British Journal of Applied Science & Technology, ISSN: 2231-0843,Vol.: 3, Issue.: 4 (October-December)
Entropy in the Analysis of Gait Complexity: A State of the Art
B. De La Cruz Torres1, M. D. Sánchez López2, E. Sarabia Cachadiña3 and J. Naranjo Orellana3* 1Department of Physiotherapy, University of Sevilla, Spain.
2Andalussian Center for Sports Medicine; Sevilla, Spain.
3Department of Sports and Computing, Pablo de Olavide University; Sevilla, Spain.
B. De La Cruz Torres1, M. D. Sánchez López2, E. Sarabia Cachadiña3 and J. Naranjo Orellana3*
1Department of Physiotherapy, University of Sevilla, Spain.
(1) Rodolfo Dufo Lopez, Electrical Engineering Department University of Zaragoza, Spain.
Complete Peer review History: http://www.sciencedomain.org/review-history/1736

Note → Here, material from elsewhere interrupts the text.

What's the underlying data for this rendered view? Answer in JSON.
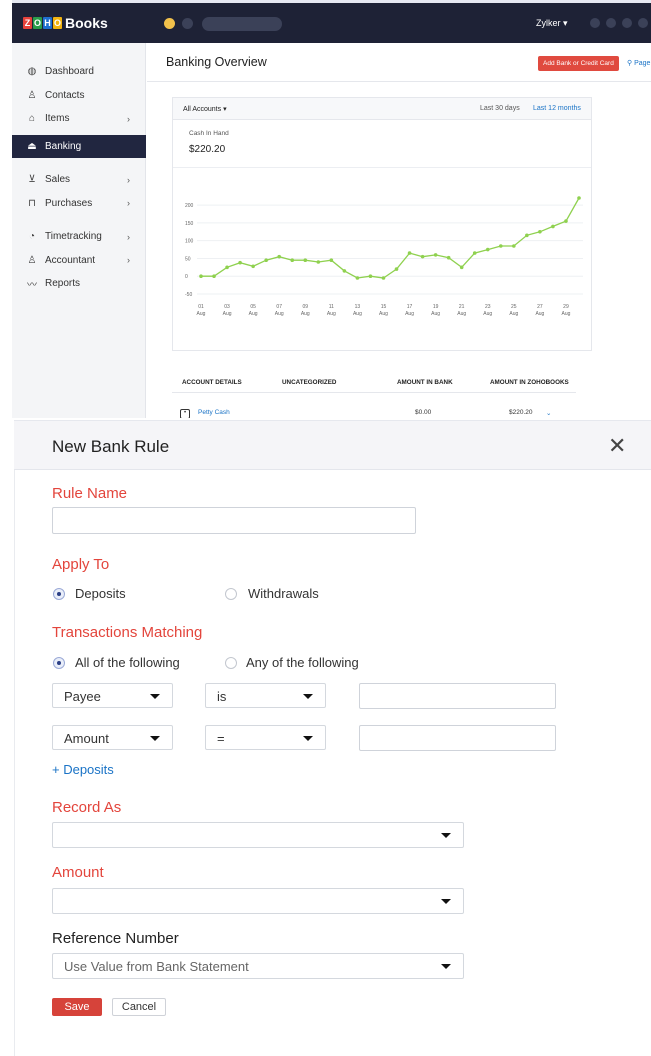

Human gait is a non-linear complex process requiring appropriate mathematical measuring tools. Entropy is a measure that quantifies regularity in time series: the more predictable a series is the lower the entropy value. The mathematical methods used to estimate entropy have evolved over time. At present, three algorithms are the most used to study human gait complexity: the approximate entropy (ApEn), the sample entropy (SampEn), and the multi-scale entropy (MSE). Most studies on human gait complexity have been conducted on elderly subjects or subjects with specific disorders affecting gait patterns and they used ApEn; but, because of a set of conceptual errors, the ApEn is not the most appropriate algorithm for the analysis of biological signals. Very few studies use SampEn or MSE to analyze human gait variability, but they agree that these algorithms might contribute new perspectives in the analysis of human gait and that MSE seems to be the most sensitive algorithm to changes in gait in healthy subjects.
Entropy; human gait; complexity; multiscale.
Full Article - PDF Page 1097-1105
DOI : 10.9734/BJAST/2013/4698Review History Comments